It is those days when spies depended on the usual break-ins and stealing log-books. It is those days when spies depended on their memory and others too, and not on high tech gadgets to unravel secrets. It was those days where spies ran down spies by wrapping them in interrogative conversations extricating hidden truths.
The Oscar nominated Oldman is wonderful. His restrained mannerisms, his measured modulations, his reflective pauses and his interrogative technique are simply superb.
The others British thespians also play their part brilliantly without ever overwhelming the character they play.
The Director and his team
It is directed by the famous Swedish director, Tomas Alfredson. It is a thoroughly gentleman film handled in a very special way helped by Alredson’s Scandinavian aesthetic austerity. He brings about the Britishness in the film not only with its straight-cut suits, drab office buildings accompanied by the stiff upper lip but also with the intelligent use of the soundtrack. Though, the film in not very warm or hospitable with its interwoven plots, hosts of important characters that are all too difficult to comprehend and enigmatic mysteries not helped by screenwritersBridget O’Connor and PeterStraughan unyielding loyalty to the original novel, Alfredson makes it respectable and rewarding.
It is a brain teaser. The enemy is unseen which makes it mysteriously enigmatic. The evil Karla, the KGB boss always stays under cover while the traitor spars with Smiley.

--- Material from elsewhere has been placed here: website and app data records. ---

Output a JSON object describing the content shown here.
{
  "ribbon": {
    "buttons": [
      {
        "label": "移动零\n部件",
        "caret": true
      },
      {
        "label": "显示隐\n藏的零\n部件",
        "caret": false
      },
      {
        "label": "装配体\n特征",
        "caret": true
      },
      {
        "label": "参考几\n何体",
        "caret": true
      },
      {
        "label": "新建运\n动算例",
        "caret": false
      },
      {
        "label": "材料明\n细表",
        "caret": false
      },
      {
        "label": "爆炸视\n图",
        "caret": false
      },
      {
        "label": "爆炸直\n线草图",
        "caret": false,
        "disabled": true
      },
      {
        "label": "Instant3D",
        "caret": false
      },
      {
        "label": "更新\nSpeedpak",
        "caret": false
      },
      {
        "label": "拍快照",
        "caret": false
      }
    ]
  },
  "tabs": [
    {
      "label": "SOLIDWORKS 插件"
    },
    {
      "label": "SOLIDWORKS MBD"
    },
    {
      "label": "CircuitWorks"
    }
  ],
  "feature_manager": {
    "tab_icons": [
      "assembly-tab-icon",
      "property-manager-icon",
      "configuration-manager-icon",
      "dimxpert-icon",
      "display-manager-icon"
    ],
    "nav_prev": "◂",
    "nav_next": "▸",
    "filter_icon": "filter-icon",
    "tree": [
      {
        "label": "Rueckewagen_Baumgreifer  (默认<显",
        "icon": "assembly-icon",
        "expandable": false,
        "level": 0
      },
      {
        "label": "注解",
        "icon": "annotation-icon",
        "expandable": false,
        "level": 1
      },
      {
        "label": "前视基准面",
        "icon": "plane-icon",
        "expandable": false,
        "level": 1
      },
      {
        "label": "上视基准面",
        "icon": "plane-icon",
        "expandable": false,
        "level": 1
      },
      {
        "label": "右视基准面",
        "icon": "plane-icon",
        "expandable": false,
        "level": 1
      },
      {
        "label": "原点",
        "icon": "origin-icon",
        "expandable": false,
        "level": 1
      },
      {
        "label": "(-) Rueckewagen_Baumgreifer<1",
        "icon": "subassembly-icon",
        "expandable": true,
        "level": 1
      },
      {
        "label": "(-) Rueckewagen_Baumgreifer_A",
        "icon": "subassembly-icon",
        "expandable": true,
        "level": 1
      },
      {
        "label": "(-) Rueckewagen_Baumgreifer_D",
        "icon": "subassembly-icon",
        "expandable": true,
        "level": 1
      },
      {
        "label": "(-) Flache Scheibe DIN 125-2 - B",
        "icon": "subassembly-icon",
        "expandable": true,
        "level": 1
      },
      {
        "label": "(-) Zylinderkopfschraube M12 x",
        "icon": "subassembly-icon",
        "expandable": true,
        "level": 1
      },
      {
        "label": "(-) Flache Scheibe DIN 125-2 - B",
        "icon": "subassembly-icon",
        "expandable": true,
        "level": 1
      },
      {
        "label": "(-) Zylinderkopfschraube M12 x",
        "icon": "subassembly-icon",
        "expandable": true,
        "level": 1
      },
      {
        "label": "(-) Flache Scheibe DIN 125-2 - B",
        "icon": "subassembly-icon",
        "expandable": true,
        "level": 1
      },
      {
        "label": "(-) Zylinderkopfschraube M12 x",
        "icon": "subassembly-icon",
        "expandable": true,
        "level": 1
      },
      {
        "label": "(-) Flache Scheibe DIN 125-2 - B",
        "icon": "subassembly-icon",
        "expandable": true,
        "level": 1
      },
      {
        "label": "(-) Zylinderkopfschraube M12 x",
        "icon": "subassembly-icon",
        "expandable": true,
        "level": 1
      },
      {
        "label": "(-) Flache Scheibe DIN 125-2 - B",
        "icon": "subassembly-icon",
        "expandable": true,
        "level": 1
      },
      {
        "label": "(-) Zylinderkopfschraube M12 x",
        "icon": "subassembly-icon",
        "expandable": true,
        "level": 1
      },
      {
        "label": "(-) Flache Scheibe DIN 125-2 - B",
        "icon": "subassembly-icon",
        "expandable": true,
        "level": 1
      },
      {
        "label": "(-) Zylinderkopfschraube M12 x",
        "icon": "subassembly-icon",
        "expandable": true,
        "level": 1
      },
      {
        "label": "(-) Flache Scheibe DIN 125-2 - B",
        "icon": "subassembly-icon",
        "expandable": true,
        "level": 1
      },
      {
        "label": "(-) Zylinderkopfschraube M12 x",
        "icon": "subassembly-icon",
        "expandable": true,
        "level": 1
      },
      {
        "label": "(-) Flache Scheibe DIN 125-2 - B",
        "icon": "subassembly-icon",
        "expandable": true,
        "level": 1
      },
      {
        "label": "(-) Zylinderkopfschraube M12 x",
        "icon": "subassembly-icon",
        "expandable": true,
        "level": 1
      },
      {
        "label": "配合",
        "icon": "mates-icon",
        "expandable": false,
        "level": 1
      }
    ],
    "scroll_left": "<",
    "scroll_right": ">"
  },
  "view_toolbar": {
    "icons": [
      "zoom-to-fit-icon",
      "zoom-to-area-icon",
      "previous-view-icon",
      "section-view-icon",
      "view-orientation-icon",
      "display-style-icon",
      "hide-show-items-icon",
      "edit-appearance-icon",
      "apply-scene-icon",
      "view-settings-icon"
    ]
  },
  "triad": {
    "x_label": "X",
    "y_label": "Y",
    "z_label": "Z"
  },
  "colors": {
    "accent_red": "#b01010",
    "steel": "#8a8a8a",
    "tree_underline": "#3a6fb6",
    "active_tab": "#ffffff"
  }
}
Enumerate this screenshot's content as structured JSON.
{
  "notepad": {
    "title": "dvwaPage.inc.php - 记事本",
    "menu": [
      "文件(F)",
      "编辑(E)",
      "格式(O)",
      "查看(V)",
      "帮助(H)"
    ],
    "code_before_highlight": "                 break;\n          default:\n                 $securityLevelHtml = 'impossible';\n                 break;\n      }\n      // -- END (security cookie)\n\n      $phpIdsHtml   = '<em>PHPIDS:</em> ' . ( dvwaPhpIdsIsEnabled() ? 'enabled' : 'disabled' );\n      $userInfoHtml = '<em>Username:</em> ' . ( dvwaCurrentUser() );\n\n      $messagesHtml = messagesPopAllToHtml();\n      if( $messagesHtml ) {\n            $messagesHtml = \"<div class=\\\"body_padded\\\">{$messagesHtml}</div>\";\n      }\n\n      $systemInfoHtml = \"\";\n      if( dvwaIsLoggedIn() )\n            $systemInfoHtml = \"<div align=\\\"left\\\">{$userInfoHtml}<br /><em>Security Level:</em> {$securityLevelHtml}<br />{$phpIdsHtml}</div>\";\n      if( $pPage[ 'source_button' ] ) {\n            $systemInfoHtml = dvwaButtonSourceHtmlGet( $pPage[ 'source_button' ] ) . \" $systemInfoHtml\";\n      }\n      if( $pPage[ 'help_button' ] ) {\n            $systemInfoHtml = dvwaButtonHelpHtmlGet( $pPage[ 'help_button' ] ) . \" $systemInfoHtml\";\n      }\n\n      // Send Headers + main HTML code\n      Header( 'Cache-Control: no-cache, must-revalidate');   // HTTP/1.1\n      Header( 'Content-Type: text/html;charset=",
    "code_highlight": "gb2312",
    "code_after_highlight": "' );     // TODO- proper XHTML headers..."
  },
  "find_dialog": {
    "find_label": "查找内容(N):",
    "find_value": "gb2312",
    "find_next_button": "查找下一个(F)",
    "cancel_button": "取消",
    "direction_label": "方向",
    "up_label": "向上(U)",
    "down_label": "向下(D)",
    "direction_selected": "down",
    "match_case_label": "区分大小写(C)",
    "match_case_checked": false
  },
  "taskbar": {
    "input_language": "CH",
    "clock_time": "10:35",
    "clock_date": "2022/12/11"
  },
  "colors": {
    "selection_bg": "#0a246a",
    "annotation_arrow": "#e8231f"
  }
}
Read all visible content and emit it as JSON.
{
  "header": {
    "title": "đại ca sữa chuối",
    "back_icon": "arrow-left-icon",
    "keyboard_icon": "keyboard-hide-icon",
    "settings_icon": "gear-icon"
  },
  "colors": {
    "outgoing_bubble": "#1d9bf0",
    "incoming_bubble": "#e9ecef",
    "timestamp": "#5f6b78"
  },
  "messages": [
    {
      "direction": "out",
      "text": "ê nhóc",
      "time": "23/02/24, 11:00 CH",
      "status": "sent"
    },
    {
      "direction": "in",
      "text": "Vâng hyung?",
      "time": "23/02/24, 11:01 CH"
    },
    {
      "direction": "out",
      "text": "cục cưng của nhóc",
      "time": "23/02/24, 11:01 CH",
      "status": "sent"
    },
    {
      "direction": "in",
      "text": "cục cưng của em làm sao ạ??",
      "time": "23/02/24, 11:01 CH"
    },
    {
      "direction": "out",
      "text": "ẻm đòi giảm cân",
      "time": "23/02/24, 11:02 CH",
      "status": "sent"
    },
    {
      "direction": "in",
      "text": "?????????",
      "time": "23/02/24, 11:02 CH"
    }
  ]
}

Smiley has comes back after being disgraced by his boss Control botched up an earlier mission to find the traitor. He dies soon after but leaves behind a trail of suspicions.
It is tediously slow and not for those used to manic chases, crazy shooting and monster brawls. It is clever, adroit, deceptive and absorbing. It is as close as a film can become a Carre novel. It is dexterously delicious.
Tinker Tailor Soldier Spy was one of the best spy novels of its time and the movie is one of the best spy movies of our times. It is thoroughly engrossing. It exercises your brains and keeps you anticipating as a spy thriller should.
The blu-ray effect transports you to the Cold War period of early 1970s by augmenting the very grain of the film. You can visualize details of minute proportions. The close-ups are brilliant. Oldman shots are not only brilliant but outstanding. The facial details stand out – the hair, the clothes, the shadows and the silhouettes. The colours are sharp though not necessarily bright which gives it a washed down 1970s feel. Some might feel that dark and grey scenes are a bit overdone to enhance the dull and coldness of the shot but it does not tend to interfere and where it does it seems on purpose.
The music score is on DTS-HD 5.1 which boosts the sound quality immensely. The visuals had given us a sense of the time; the music sets the sense of space. On listening to the track alone you can sense the locale. It puts you into the centre of the action or in many cases, inaction or silence – the prelude to a coming action.
The big let-down is that it has ignored the fact that a person seeks to have a blu-ray copy essentially for its bonus features. Otherwise he could have been satisfied seeing it in a theatre. There is a DVD and digital copies but there is no additional bonus features beyond some deleted scenes, a commentary with Alfredson and Oldman, a ‘first look’ that provides token background on plot and film and interviews with crew and cast including John le Carre. Carre’s interview is the highlight of the bonus feature providing plethora of interesting information. I had wished for a lot more bonus features especially for a film of such intrigue and powerful performance.
Production Year: 2001 - Thriller - Director: Alejandro Amenabar - Original Language: English - Classification: 12 years and over - Starring: Nicole Kidman, Christopher Eccleston, Fionnula Flanagan, Elaine Cassidy, Eric Sykes, Renee Asherson, Keith Allen